That’s the kind of golf media comment directed at a player who is sorely missed. Later, when Jim Gallagher Jr. observed that everyone has a price, Chamblee returned to that comment, saying, “I’d like to think not. I’d like to think there are plenty of people with enough money to say no. There are plenty of people who have said no. … Rory (McIlroy) has said no. Justin Thomas has said no. I don’t think $200 million, I don’t think $500 million, I don’t think a billion dollars would make Rory say yes. I don’t think he does.
“Have they exposed a weakness? Yes, Ok. Many people can be paid enough money not to care how their wives would be treated in Saudi Arabia, not to care how women are treated in Saudi Arabia, not to care how homosexuals are treated , so they don’t care about people with no freedom of speech and no real freedom at all. There are people who will accept enough money to turn a blind eye to it. But I think there’s a lot of people saying wait a second, if you want to do this tour, let’s see real reform, let’s see real measured reform, let’s listen to the women of Saudi Arabia, let’s see pictures of them actually in Riyadh without a burqa, let me see them driving , let me see them out on a date, let me see them out golfing. Let me see a real measure reform. Let me see the freedom of expression.

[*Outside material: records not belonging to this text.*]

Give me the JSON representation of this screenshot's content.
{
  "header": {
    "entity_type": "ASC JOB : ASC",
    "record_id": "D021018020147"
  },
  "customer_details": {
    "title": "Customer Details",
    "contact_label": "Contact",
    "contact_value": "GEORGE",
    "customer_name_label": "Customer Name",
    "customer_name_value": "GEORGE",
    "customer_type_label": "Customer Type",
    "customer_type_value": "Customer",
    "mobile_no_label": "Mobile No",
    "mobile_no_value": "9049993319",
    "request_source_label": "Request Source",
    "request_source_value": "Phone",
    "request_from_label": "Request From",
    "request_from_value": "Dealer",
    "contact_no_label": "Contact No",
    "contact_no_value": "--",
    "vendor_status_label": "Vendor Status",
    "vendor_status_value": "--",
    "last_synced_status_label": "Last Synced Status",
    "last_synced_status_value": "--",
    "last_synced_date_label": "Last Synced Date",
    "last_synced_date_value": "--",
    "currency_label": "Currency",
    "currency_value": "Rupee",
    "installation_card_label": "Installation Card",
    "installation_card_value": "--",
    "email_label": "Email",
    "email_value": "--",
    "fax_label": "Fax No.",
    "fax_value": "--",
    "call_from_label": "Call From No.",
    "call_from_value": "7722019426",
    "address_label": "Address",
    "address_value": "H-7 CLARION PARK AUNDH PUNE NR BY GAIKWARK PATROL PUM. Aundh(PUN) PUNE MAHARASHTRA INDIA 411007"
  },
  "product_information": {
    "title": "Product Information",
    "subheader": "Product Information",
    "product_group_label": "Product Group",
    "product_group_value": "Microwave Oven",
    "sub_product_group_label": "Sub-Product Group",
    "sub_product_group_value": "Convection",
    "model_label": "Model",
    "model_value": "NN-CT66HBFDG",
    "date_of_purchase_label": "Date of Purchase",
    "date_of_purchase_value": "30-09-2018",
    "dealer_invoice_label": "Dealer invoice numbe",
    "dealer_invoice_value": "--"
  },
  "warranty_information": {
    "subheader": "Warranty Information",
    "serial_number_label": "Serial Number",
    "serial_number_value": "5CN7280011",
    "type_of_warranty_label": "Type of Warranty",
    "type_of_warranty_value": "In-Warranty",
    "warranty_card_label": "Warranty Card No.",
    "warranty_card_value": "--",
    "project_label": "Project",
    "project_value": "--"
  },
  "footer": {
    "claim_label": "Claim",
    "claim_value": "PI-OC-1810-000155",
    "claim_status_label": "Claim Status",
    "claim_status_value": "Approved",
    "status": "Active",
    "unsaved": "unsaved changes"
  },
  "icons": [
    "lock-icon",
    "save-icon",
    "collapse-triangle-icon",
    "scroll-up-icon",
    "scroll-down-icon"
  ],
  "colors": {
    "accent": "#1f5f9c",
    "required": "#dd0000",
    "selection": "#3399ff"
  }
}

“It will never happen there. Certainly not under the government of MBS, Mohammed bin Salman Al Saud. He couldn’t be more oppressive. He could not be more in favor of centralizing power within himself to an extent that has never happened in Saudi Arabia. There is no evidence of reform in that country. Zero, apart from his words, which were as empty as Phil’s in his press conference.”
That’s the best you get from a golf analyst giving a group of well-compensated, pampered golfers some pain for selling out and supporting the sportswear wash.
Chamblee also praised the high drama and sporting battle that was the final round of the RBC Canadian Open between eventual champion Rory McIlroy, Justin Thomas and Tony Finau.
“It’s one of the most significant wins in the history of the game,” Chamblee argued. “It was almost as if they had taken it upon themselves to say that this is what the greatest pursuit in this sport looks like, this is what great competition looks like. It was almost as if they were saying to themselves: not under our clock, we are going to put on a great show to remind you how competitive the PGA Tour is and has been for all these years.”
“Live from the US Open” only kicks off this week, but Chamblee has already shown that he’s prepared to speak out on the tough topics shaking up the golf world and he’s not afraid to call it what he sees it.